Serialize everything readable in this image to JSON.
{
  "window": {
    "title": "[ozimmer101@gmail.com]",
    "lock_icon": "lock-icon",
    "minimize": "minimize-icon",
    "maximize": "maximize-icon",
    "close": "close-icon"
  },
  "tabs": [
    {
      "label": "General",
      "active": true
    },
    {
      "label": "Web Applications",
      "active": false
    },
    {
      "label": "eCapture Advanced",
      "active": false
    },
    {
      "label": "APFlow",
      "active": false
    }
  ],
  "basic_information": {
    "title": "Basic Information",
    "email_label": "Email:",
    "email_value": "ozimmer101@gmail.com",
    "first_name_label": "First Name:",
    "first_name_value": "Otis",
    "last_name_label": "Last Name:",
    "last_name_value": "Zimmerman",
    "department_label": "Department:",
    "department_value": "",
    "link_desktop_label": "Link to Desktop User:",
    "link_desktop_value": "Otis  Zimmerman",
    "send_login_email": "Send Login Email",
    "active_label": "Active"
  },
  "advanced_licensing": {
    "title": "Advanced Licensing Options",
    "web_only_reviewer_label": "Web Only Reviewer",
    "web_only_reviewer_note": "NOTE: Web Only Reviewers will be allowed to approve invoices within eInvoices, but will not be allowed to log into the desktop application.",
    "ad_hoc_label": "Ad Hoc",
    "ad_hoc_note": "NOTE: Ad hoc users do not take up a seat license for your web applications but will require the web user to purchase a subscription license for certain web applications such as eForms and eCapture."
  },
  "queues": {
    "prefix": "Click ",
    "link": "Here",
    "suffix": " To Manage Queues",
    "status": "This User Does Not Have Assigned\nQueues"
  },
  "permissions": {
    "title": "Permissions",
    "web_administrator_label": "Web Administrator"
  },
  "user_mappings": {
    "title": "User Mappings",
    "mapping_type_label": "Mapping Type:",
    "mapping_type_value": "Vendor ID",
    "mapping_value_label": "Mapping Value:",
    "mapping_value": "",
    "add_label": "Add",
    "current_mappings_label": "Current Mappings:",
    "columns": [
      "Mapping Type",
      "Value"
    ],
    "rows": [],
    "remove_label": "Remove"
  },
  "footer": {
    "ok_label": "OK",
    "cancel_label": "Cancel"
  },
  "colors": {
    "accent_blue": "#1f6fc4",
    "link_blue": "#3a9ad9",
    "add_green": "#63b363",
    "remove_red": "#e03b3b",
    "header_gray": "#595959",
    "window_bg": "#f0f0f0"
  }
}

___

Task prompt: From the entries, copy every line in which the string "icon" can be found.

Exercise output:
    "lock_icon": "lock-icon",
    "minimize": "minimize-icon",
    "maximize": "maximize-icon",
    "close": "close-icon"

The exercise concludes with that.